On one hand, I applaud the school for teaching their students to distrust authority figures and question the veracity of what they are told. Not that high school students need much encouragement in that area, but it's always a good lesson to reinforce. So bravo to the administrators for that.

But there's something even more deeply disturbing here that relates to my job. I realize I haven't blogged about work recently, but I'm going to start doing it again, so bear with me.

Manipulation is something that is so ingrained into so many people for so many reasons that it can become justifiable to them in instances like this. The administration's argument, that the ends outweigh the means, is faulty. I could post statistics that show being honest and straightforward with kids (and people) is the best way to influence their behavior. I could post a rant about schools manipulating their students (as soon as you're born, they make you feel small.) But instead consider it from the side of authentic communications, in which my company has become a major thought leader.

The fact of the matter is the old model of manipulate and obfuscate doesn't work. At some point your deception will be discovered, and the ends do not justify the means. Ever. Some marketers view the public as children to be manipulated. Traditionally, this thinking may work. It may get headlines. But like the student response to this deception, is the backlash worth it? If the administrators had instead sat down and shown them something equally shocking but not deceptive, for example, photos of DUI victims that you can easily find online, they would have achieved their goals without the need for lies and without the inevitable negative backlash and loss of trust.

The quote by the girl at the end really sums up the risks and dangers of inauthenticity: "You feel betrayed by your teachers and administrators, these people you trust."

Tuesday, June 10, 2008

The Highest Compliment

The other day, I was paid the highest compliment I have yet received as an up-and-coming writer.

An editor thanked me for my 'consummate professionalism.'

It made my week. I may not be a best-selling writer (yet) or a best-smelling writer (ever), but I'll take consummate professionalism over either of those things.

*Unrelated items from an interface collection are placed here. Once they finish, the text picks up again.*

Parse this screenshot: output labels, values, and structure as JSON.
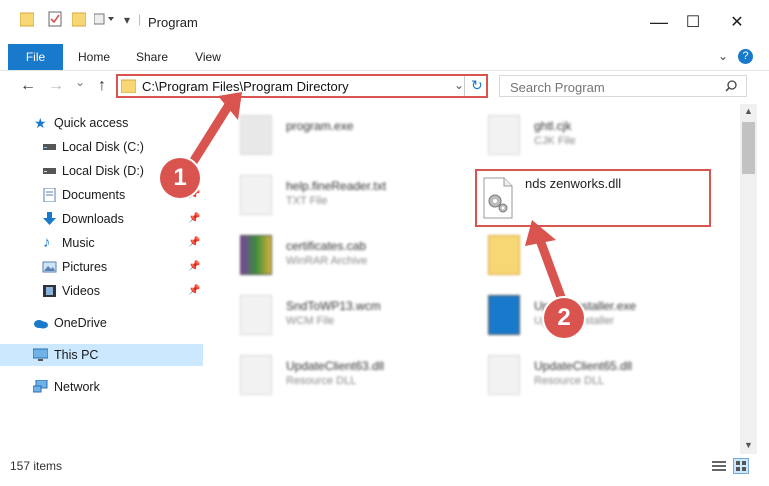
{
  "window": {
    "title": "Program",
    "minimize": "—",
    "maximize": "☐",
    "close": "✕"
  },
  "ribbon": {
    "tabs": [
      {
        "label": "File"
      },
      {
        "label": "Home"
      },
      {
        "label": "Share"
      },
      {
        "label": "View"
      }
    ],
    "help": "?"
  },
  "nav": {
    "back": "←",
    "forward": "→",
    "recent": "⌄",
    "up": "↑",
    "address": "C:\\Program Files\\Program Directory",
    "search_placeholder": "Search Program"
  },
  "sidebar": {
    "items": [
      {
        "label": "Quick access",
        "icon": "star-icon"
      },
      {
        "label": "Local Disk (C:)",
        "icon": "drive-icon"
      },
      {
        "label": "Local Disk (D:)",
        "icon": "drive-icon"
      },
      {
        "label": "Documents",
        "icon": "documents-icon"
      },
      {
        "label": "Downloads",
        "icon": "download-icon"
      },
      {
        "label": "Music",
        "icon": "music-icon"
      },
      {
        "label": "Pictures",
        "icon": "pictures-icon"
      },
      {
        "label": "Videos",
        "icon": "videos-icon"
      },
      {
        "label": "OneDrive",
        "icon": "cloud-icon"
      },
      {
        "label": "This PC",
        "icon": "computer-icon"
      },
      {
        "label": "Network",
        "icon": "network-icon"
      }
    ]
  },
  "files": {
    "left": [
      {
        "name": "program.exe",
        "type": ""
      },
      {
        "name": "help.fineReader.txt",
        "type": "TXT File"
      },
      {
        "name": "certificates.cab",
        "type": "WinRAR Archive"
      },
      {
        "name": "SndToWP13.wcm",
        "type": "WCM File"
      },
      {
        "name": "UpdateClient63.dll",
        "type": "Resource DLL"
      }
    ],
    "right": [
      {
        "name": "ghtl.cjk",
        "type": "CJK File"
      },
      {
        "name": "",
        "type": ""
      },
      {
        "name": "Updateinstaller.exe",
        "type": "Updater installer"
      },
      {
        "name": "UpdateClient65.dll",
        "type": "Resource DLL"
      }
    ],
    "highlighted": {
      "name": "nds zenworks.dll"
    }
  },
  "callouts": {
    "one": "1",
    "two": "2"
  },
  "status": {
    "count": "157 items"
  },
  "colors": {
    "accent": "#1979ca",
    "callout": "#d9534f",
    "selected": "#cce8ff"
  }
}
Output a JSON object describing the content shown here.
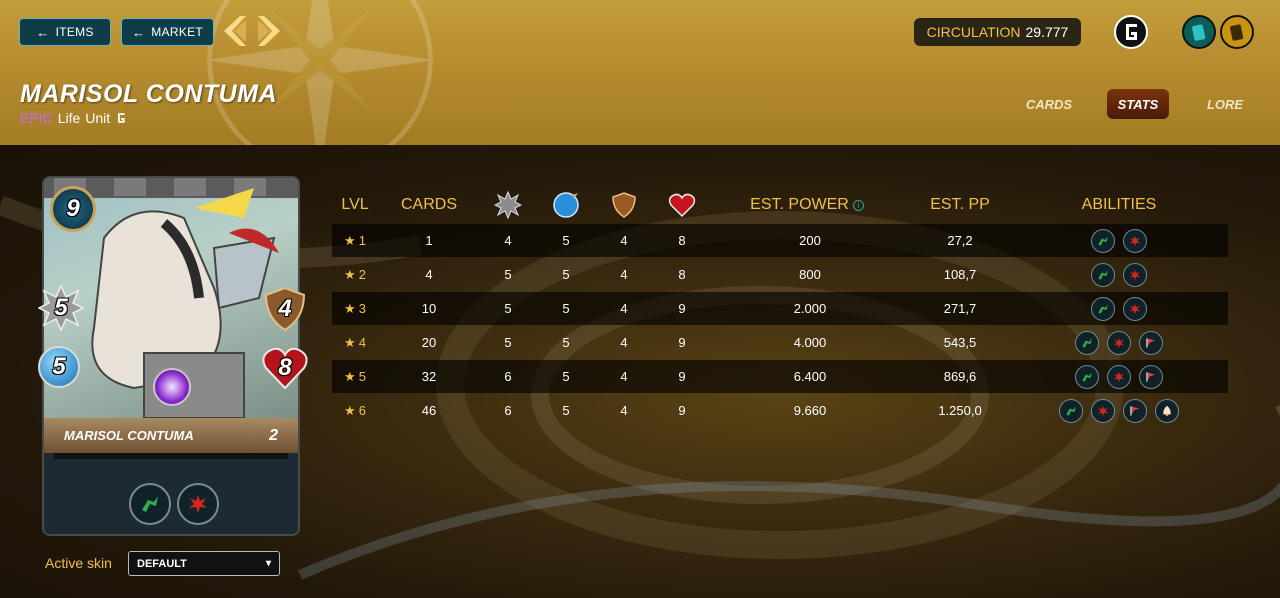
{
  "nav": {
    "items_label": "ITEMS",
    "market_label": "MARKET"
  },
  "circulation": {
    "label": "CIRCULATION",
    "value": "29.777"
  },
  "card": {
    "title": "MARISOL CONTUMA",
    "rarity": "EPIC",
    "element": "Life",
    "type": "Unit",
    "name_on_card": "MARISOL CONTUMA",
    "level": "2",
    "mana": "9",
    "melee": "5",
    "speed": "5",
    "armor": "4",
    "health": "8"
  },
  "tabs": [
    {
      "label": "CARDS",
      "active": false
    },
    {
      "label": "STATS",
      "active": true
    },
    {
      "label": "LORE",
      "active": false
    }
  ],
  "skin": {
    "label": "Active skin",
    "value": "DEFAULT"
  },
  "table": {
    "headers": {
      "lvl": "LVL",
      "cards": "CARDS",
      "power": "EST. POWER",
      "pp": "EST. PP",
      "abilities": "ABILITIES"
    },
    "stat_icons": [
      "attack-icon",
      "speed-icon",
      "armor-icon",
      "health-icon"
    ],
    "rows": [
      {
        "lvl": "1",
        "cards": "1",
        "attack": "4",
        "speed": "5",
        "armor": "4",
        "health": "8",
        "power": "200",
        "pp": "27,2",
        "abilities": [
          "trample",
          "enrage"
        ]
      },
      {
        "lvl": "2",
        "cards": "4",
        "attack": "5",
        "speed": "5",
        "armor": "4",
        "health": "8",
        "power": "800",
        "pp": "108,7",
        "abilities": [
          "trample",
          "enrage"
        ]
      },
      {
        "lvl": "3",
        "cards": "10",
        "attack": "5",
        "speed": "5",
        "armor": "4",
        "health": "9",
        "power": "2.000",
        "pp": "271,7",
        "abilities": [
          "trample",
          "enrage"
        ]
      },
      {
        "lvl": "4",
        "cards": "20",
        "attack": "5",
        "speed": "5",
        "armor": "4",
        "health": "9",
        "power": "4.000",
        "pp": "543,5",
        "abilities": [
          "trample",
          "enrage",
          "inspire"
        ]
      },
      {
        "lvl": "5",
        "cards": "32",
        "attack": "6",
        "speed": "5",
        "armor": "4",
        "health": "9",
        "power": "6.400",
        "pp": "869,6",
        "abilities": [
          "trample",
          "enrage",
          "inspire"
        ]
      },
      {
        "lvl": "6",
        "cards": "46",
        "attack": "6",
        "speed": "5",
        "armor": "4",
        "health": "9",
        "power": "9.660",
        "pp": "1.250,0",
        "abilities": [
          "trample",
          "enrage",
          "inspire",
          "shield"
        ]
      }
    ]
  },
  "colors": {
    "gold": "#f0c04a",
    "epic": "#c766ff",
    "nav_teal": "#0f3d47"
  }
}
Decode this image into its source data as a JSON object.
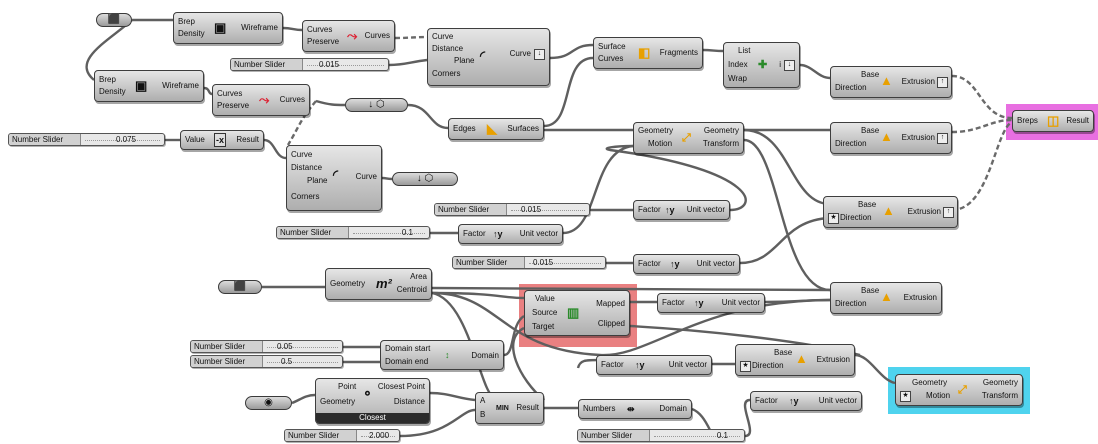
{
  "canvas": {
    "background": "#ffffff",
    "highlights": {
      "pink": "#e86fe1",
      "red": "#e98081",
      "cyan": "#4fd3ee"
    }
  },
  "brep1": {
    "in1": "Brep",
    "in2": "Density",
    "out": "Wireframe"
  },
  "brep2": {
    "in1": "Brep",
    "in2": "Density",
    "out": "Wireframe"
  },
  "curves1": {
    "in1": "Curves",
    "in2": "Preserve",
    "out": "Curves"
  },
  "curves2": {
    "in1": "Curves",
    "in2": "Preserve",
    "out": "Curves"
  },
  "offset1": {
    "in1": "Curve",
    "in2": "Distance",
    "in3": "Plane",
    "in4": "Corners",
    "out": "Curve"
  },
  "offset2": {
    "in1": "Curve",
    "in2": "Distance",
    "in3": "Plane",
    "in4": "Corners",
    "out": "Curve"
  },
  "fragments": {
    "in1": "Surface",
    "in2": "Curves",
    "out": "Fragments"
  },
  "list": {
    "in1": "List",
    "in2": "Index",
    "in3": "Wrap",
    "out": "i"
  },
  "extr1": {
    "in1": "Base",
    "in2": "Direction",
    "out": "Extrusion"
  },
  "extr2": {
    "in1": "Base",
    "in2": "Direction",
    "out": "Extrusion"
  },
  "extr3": {
    "in1": "Base",
    "in2": "Direction",
    "out": "Extrusion"
  },
  "extr4": {
    "in1": "Base",
    "in2": "Direction",
    "out": "Extrusion"
  },
  "extr5": {
    "in1": "Base",
    "in2": "Direction",
    "out": "Extrusion"
  },
  "merge": {
    "in1": "Breps",
    "out": "Result"
  },
  "value": {
    "in1": "Value",
    "out": "Result"
  },
  "edges": {
    "in1": "Edges",
    "out": "Surfaces"
  },
  "move1": {
    "in1": "Geometry",
    "in2": "Motion",
    "out1": "Geometry",
    "out2": "Transform"
  },
  "move2": {
    "in1": "Geometry",
    "in2": "Motion",
    "out1": "Geometry",
    "out2": "Transform"
  },
  "uv1": {
    "in1": "Factor",
    "out": "Unit vector"
  },
  "uv2": {
    "in1": "Factor",
    "out": "Unit vector"
  },
  "uv3": {
    "in1": "Factor",
    "out": "Unit vector"
  },
  "uv4": {
    "in1": "Factor",
    "out": "Unit vector"
  },
  "uv5": {
    "in1": "Factor",
    "out": "Unit vector"
  },
  "uv6": {
    "in1": "Factor",
    "out": "Unit vector"
  },
  "area": {
    "in1": "Geometry",
    "out1": "Area",
    "out2": "Centroid"
  },
  "remap": {
    "in1": "Value",
    "in2": "Source",
    "in3": "Target",
    "out1": "Mapped",
    "out2": "Clipped"
  },
  "domain": {
    "in1": "Domain start",
    "in2": "Domain end",
    "out": "Domain"
  },
  "closest": {
    "in1": "Point",
    "in2": "Geometry",
    "out1": "Closest Point",
    "out2": "Distance",
    "footer": "Closest"
  },
  "minnode": {
    "in1": "A",
    "in2": "B",
    "out": "Result"
  },
  "bounds": {
    "in1": "Numbers",
    "out": "Domain"
  },
  "sliders": {
    "s1": {
      "label": "Number Slider",
      "value": "0.015"
    },
    "s2": {
      "label": "Number Slider",
      "value": "0.075"
    },
    "s3": {
      "label": "Number Slider",
      "value": "0.015"
    },
    "s4": {
      "label": "Number Slider",
      "value": "0.1"
    },
    "s5": {
      "label": "Number Slider",
      "value": "0.015"
    },
    "s6": {
      "label": "Number Slider",
      "value": "0.05"
    },
    "s7": {
      "label": "Number Slider",
      "value": "0.5"
    },
    "s8": {
      "label": "Number Slider",
      "value": "2.000"
    },
    "s9": {
      "label": "Number Slider",
      "value": "0.1"
    }
  }
}
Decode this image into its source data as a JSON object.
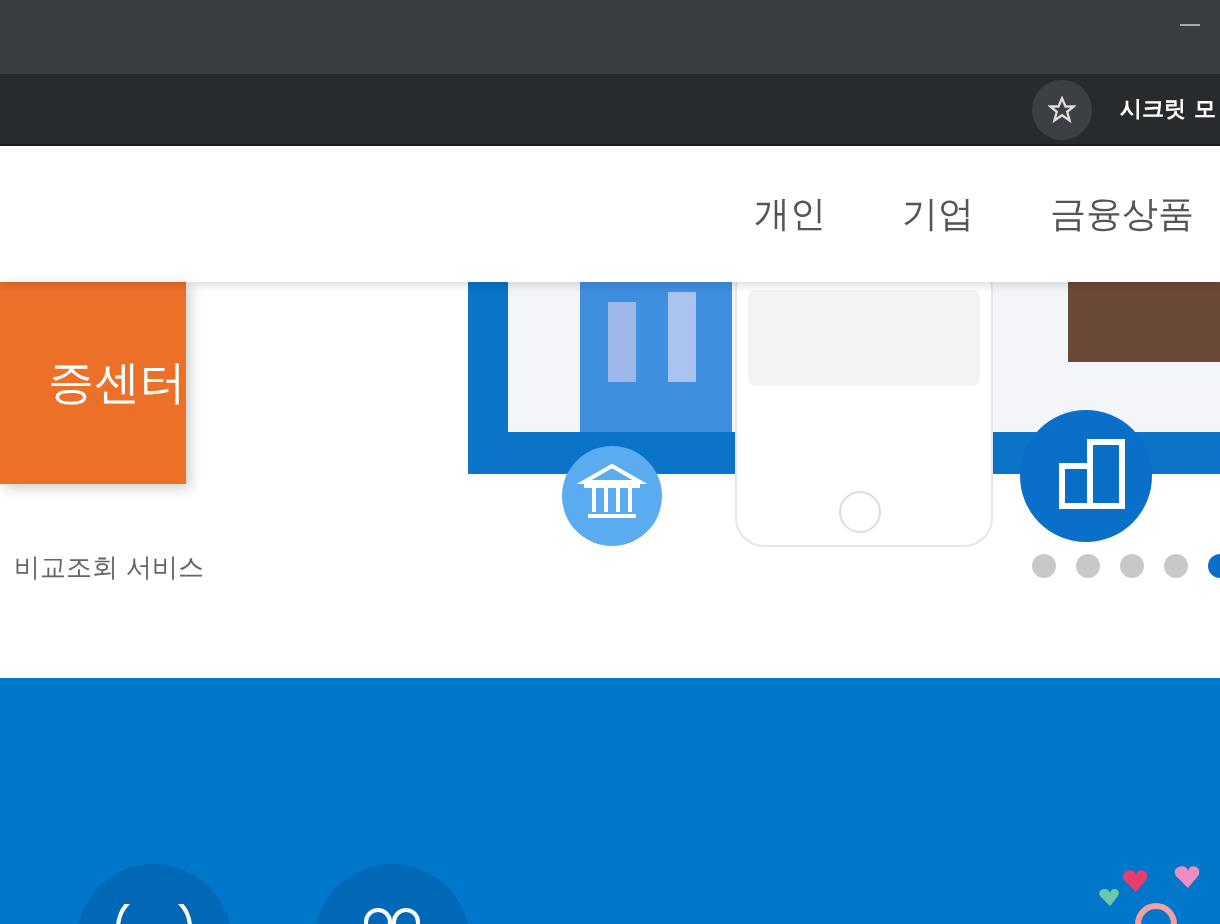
{
  "browser": {
    "profile_label": "시크릿 모"
  },
  "nav": {
    "items": [
      {
        "label": "개인"
      },
      {
        "label": "기업"
      },
      {
        "label": "금융상품"
      }
    ]
  },
  "hero": {
    "card_title": "증센터",
    "caption": "비교조회 서비스",
    "dots": [
      {
        "selected": false
      },
      {
        "selected": false
      },
      {
        "selected": false
      },
      {
        "selected": false
      },
      {
        "selected": true
      }
    ]
  }
}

Saturday, June 07, 2008

Blogging Ain't Easy

That's not true: actually it's really easy. In fact even my mom is blogging now. These are indeed crazy times.

No, what isn't easy is coming up with good content. That's been the Puppet Show's problem since the beginning. With RSS and Google Reader Shared Items, I don't feel like I have to make blog posts about other blog posts unless I have something really significant to add, which I typically don't. I could be blogging about PR and marketing but who really wants to hear about that? Creative blogging is alright but I don't do it nearly enough to make it the focus of this blog.

So I'm sure I'll keep inundating you with randomness and hopefully have fewer filler posts, but I also feel like I only have so much I can devote to blogging and writing and sometimes I have to direct it in other places - a story, the other blogs I work on, and so forth. So please pardon me if I don't update but a couple of times a week. It's not from lack of desire, just lack of time and energy.